* What’s next in payroll tax cut fight? The Hill notes that House GOP leaders will now work to persuade their rank and file that they should support an extension of both the payroll tax cut and unemployment insurance, and will suggest new ways to pay for it.
Key quote from John Boehner: “I don’t think there’s any question that the payroll tax relief, in fact, helps the economy. You’re allowing more Americans, frankly, every working American, to keep more of their money in their pocket. Frankly, that’s a good thing.”
* A difficult time for GOP leaders? Also in the above link, the Hill observes that this is “an intensely difficult time for GOP leaders, who have implored their caucuses to fall into line even as Obama and Democrats have moved to steal their tax-cutting credentials.”
* New ad hits Romney as “Mr. One percent”: In an interesting move, MoveOn is going up with a new ad in Iowa hitting Mitt Romney in stark populist terms. It cites everything from his venture capitalist past to his enormous beach house to the New Hampshire Union Leader publisher’s claim that Romney is the candidate of the one percent:
The ad is all about chipping away at Romney’s “electability” argument. The idea is to highlight the inevitable Dem attack against Romney in hopes of persuading GOP voters of his vulnerabilities in a general election.
* Obama allies open new front against Romney: Relatedly, the Obama-allied American Bridge is out with a new memo and video detailing another aspect of Romney’s past: That he’s actually been a politcian for quite a long time. Obama allies don’t want Romney to define himself on his own terms as someone who can bring a private sector outsider’s perspective to fixing government and the economy.
The level of attention to Romney from the liberal/Dem infrastructure, even before GOP voting has started, is remarkable, and suggests Romney is the number one threat and probable nominee.
* Mitt Romney’s problem, in a nutshell: Why can’t Romney break out? Nate Silver digs into the numbers and sums up the problem: He isn’t well liked enough by moderates in his own party for it to offset his problems among conservatives.
* Why conservatives might forgive Newt’s vulnerabilities: Charles Krauthammer explains why conservatives might ultimately forgive Newt Gingrich despite his flip flops, history of affairs, and undisciplined ego:
What distinguishes Gingrich from Romney — and mitigates these heresies in the eyes of conservatives — is that he authored a historic conservative triumph: the 1994 Republican takeover of the House after 40 years of Democratic control. Which means that Gingrich’s apostasies are seen as deviations from his conservative core — while Romney’s flip-flops are seen as deviations from ... nothing.
It seems to me that the key difference here is that many conservatives have already accepted Newt as a flawed figure who has publicly atoned for his sins and is basically one of them, while they see Romney as someone who has not been forthright about his own failings and isn’t one of them at all.

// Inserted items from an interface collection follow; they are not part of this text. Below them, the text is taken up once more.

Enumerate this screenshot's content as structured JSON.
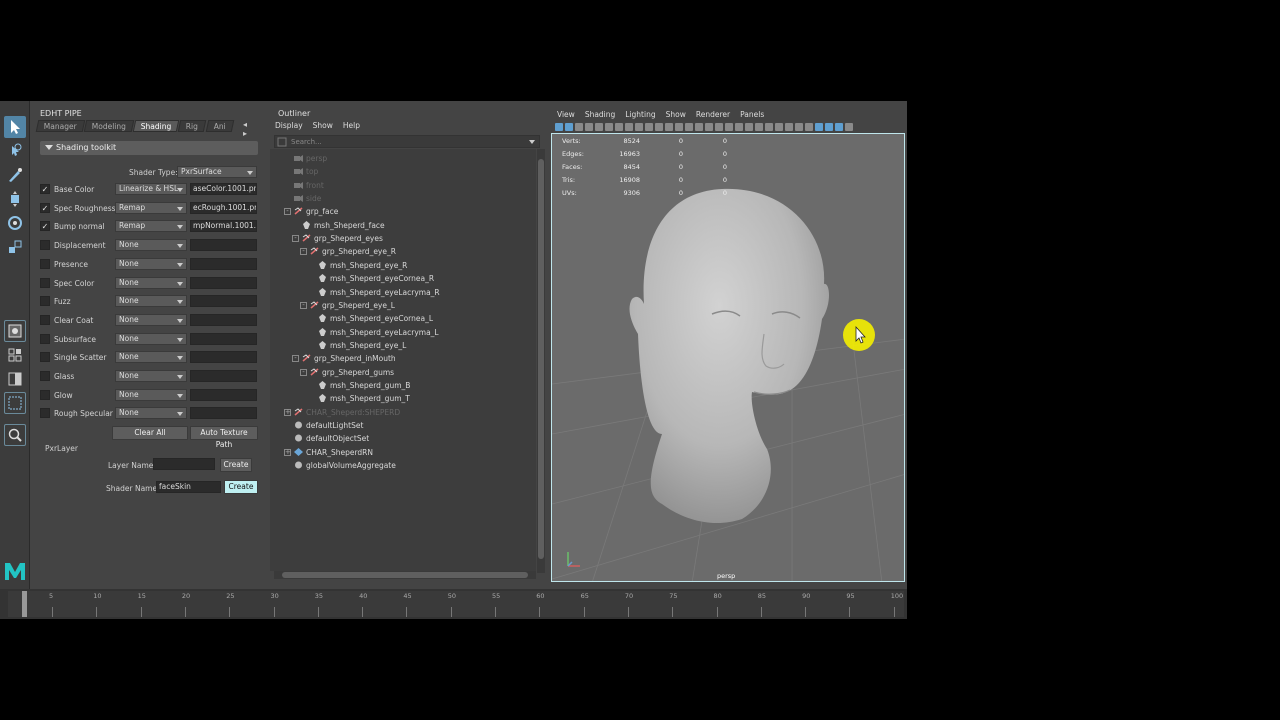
{
  "left_panel": {
    "title": "EDHT PIPE",
    "tabs": [
      {
        "label": "Manager",
        "active": false
      },
      {
        "label": "Modeling",
        "active": false
      },
      {
        "label": "Shading",
        "active": true
      },
      {
        "label": "Rig",
        "active": false
      },
      {
        "label": "Ani",
        "active": false
      }
    ],
    "tab_arrows": "◂ ▸",
    "toolkit_header": "Shading toolkit",
    "shader_type_label": "Shader Type:",
    "shader_type_value": "PxrSurface",
    "attributes": [
      {
        "label": "Base Color",
        "checked": true,
        "mode": "Linearize & HSL",
        "file": "aseColor.1001.png"
      },
      {
        "label": "Spec Roughness",
        "checked": true,
        "mode": "Remap",
        "file": "ecRough.1001.png"
      },
      {
        "label": "Bump normal",
        "checked": true,
        "mode": "Remap",
        "file": "mpNormal.1001.tif"
      },
      {
        "label": "Displacement",
        "checked": false,
        "mode": "None",
        "file": ""
      },
      {
        "label": "Presence",
        "checked": false,
        "mode": "None",
        "file": ""
      },
      {
        "label": "Spec Color",
        "checked": false,
        "mode": "None",
        "file": ""
      },
      {
        "label": "Fuzz",
        "checked": false,
        "mode": "None",
        "file": ""
      },
      {
        "label": "Clear Coat",
        "checked": false,
        "mode": "None",
        "file": ""
      },
      {
        "label": "Subsurface",
        "checked": false,
        "mode": "None",
        "file": ""
      },
      {
        "label": "Single Scatter",
        "checked": false,
        "mode": "None",
        "file": ""
      },
      {
        "label": "Glass",
        "checked": false,
        "mode": "None",
        "file": ""
      },
      {
        "label": "Glow",
        "checked": false,
        "mode": "None",
        "file": ""
      },
      {
        "label": "Rough Specular",
        "checked": false,
        "mode": "None",
        "file": ""
      }
    ],
    "clear_all": "Clear All",
    "auto_texture_path": "Auto Texture Path",
    "pxr_layer_label": "PxrLayer",
    "layer_name_label": "Layer Name:",
    "layer_name_value": "",
    "layer_create": "Create",
    "shader_name_label": "Shader Name:",
    "shader_name_value": "faceSkin",
    "shader_create": "Create"
  },
  "outliner": {
    "title": "Outliner",
    "menu": [
      "Display",
      "Show",
      "Help"
    ],
    "search_placeholder": "Search...",
    "items": [
      {
        "label": "persp",
        "depth": 0,
        "icon": "camera",
        "dim": true,
        "exp": ""
      },
      {
        "label": "top",
        "depth": 0,
        "icon": "camera",
        "dim": true,
        "exp": ""
      },
      {
        "label": "front",
        "depth": 0,
        "icon": "camera",
        "dim": true,
        "exp": ""
      },
      {
        "label": "side",
        "depth": 0,
        "icon": "camera",
        "dim": true,
        "exp": ""
      },
      {
        "label": "grp_face",
        "depth": 0,
        "icon": "group",
        "dim": false,
        "exp": "-"
      },
      {
        "label": "msh_Sheperd_face",
        "depth": 1,
        "icon": "mesh",
        "dim": false,
        "exp": ""
      },
      {
        "label": "grp_Sheperd_eyes",
        "depth": 1,
        "icon": "group",
        "dim": false,
        "exp": "-"
      },
      {
        "label": "grp_Sheperd_eye_R",
        "depth": 2,
        "icon": "group",
        "dim": false,
        "exp": "-"
      },
      {
        "label": "msh_Sheperd_eye_R",
        "depth": 3,
        "icon": "mesh",
        "dim": false,
        "exp": ""
      },
      {
        "label": "msh_Sheperd_eyeCornea_R",
        "depth": 3,
        "icon": "mesh",
        "dim": false,
        "exp": ""
      },
      {
        "label": "msh_Sheperd_eyeLacryma_R",
        "depth": 3,
        "icon": "mesh",
        "dim": false,
        "exp": ""
      },
      {
        "label": "grp_Sheperd_eye_L",
        "depth": 2,
        "icon": "group",
        "dim": false,
        "exp": "-"
      },
      {
        "label": "msh_Sheperd_eyeCornea_L",
        "depth": 3,
        "icon": "mesh",
        "dim": false,
        "exp": ""
      },
      {
        "label": "msh_Sheperd_eyeLacryma_L",
        "depth": 3,
        "icon": "mesh",
        "dim": false,
        "exp": ""
      },
      {
        "label": "msh_Sheperd_eye_L",
        "depth": 3,
        "icon": "mesh",
        "dim": false,
        "exp": ""
      },
      {
        "label": "grp_Sheperd_inMouth",
        "depth": 1,
        "icon": "group",
        "dim": false,
        "exp": "-"
      },
      {
        "label": "grp_Sheperd_gums",
        "depth": 2,
        "icon": "group",
        "dim": false,
        "exp": "-"
      },
      {
        "label": "msh_Sheperd_gum_B",
        "depth": 3,
        "icon": "mesh",
        "dim": false,
        "exp": ""
      },
      {
        "label": "msh_Sheperd_gum_T",
        "depth": 3,
        "icon": "mesh",
        "dim": false,
        "exp": ""
      },
      {
        "label": "CHAR_Sheperd:SHEPERD",
        "depth": 0,
        "icon": "group",
        "dim": true,
        "exp": "+"
      },
      {
        "label": "defaultLightSet",
        "depth": 0,
        "icon": "set",
        "dim": false,
        "exp": ""
      },
      {
        "label": "defaultObjectSet",
        "depth": 0,
        "icon": "set",
        "dim": false,
        "exp": ""
      },
      {
        "label": "CHAR_SheperdRN",
        "depth": 0,
        "icon": "reference",
        "dim": false,
        "exp": "+"
      },
      {
        "label": "globalVolumeAggregate",
        "depth": 0,
        "icon": "set",
        "dim": false,
        "exp": ""
      }
    ]
  },
  "viewport": {
    "menu": [
      "View",
      "Shading",
      "Lighting",
      "Show",
      "Renderer",
      "Panels"
    ],
    "hud": [
      {
        "label": "Verts:",
        "v1": "8524",
        "v2": "0",
        "v3": "0"
      },
      {
        "label": "Edges:",
        "v1": "16963",
        "v2": "0",
        "v3": "0"
      },
      {
        "label": "Faces:",
        "v1": "8454",
        "v2": "0",
        "v3": "0"
      },
      {
        "label": "Tris:",
        "v1": "16908",
        "v2": "0",
        "v3": "0"
      },
      {
        "label": "UVs:",
        "v1": "9306",
        "v2": "0",
        "v3": "0"
      }
    ],
    "camera_label": "persp"
  },
  "timeline": {
    "ticks": [
      "5",
      "10",
      "15",
      "20",
      "25",
      "30",
      "35",
      "40",
      "45",
      "50",
      "55",
      "60",
      "65",
      "70",
      "75",
      "80",
      "85",
      "90",
      "95",
      "100"
    ]
  },
  "colors": {
    "accent": "#5285a6",
    "highlight_button": "#bff0f2",
    "cursor_highlight": "#f5f000"
  }
}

* Big debate test looming for Gingrich: At the December 10th debate in Des Moines, frontrunner Newt is likely to come under the most intense fire he has sustained yet, and how he handles it will be critical to whether he can remain on top.

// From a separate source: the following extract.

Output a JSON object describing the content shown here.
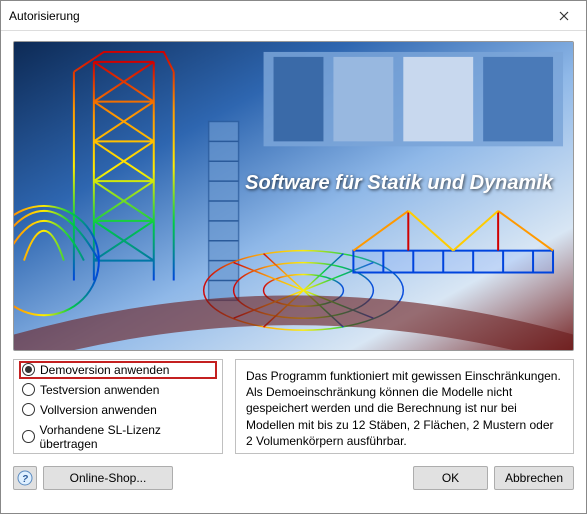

* Big debate test looming for Romney: William Jacobson on what conservatives will be demanding to see from Romney at that debate: “If Romney does not effectively confront Newt on stage in Iowa at the debates later this month, Romney will be Tim Pawlenty and the entire nation will know it.”
* Takedown of the day: Jonathan Capehart disembowles Newt Gingrich’s represhensible quote about “really poor children in really poor neighborhoods” who “have nobody around them who works.”
Atrios adds: “We all know who lives in `really poor neighbhoods.’” Indeed.
* And an apt summary of Romney’s disastrous Fox interview: Marc Ambinder boils down the Dem characterization of Romney: “The whiny rich corporate boss with a temper.”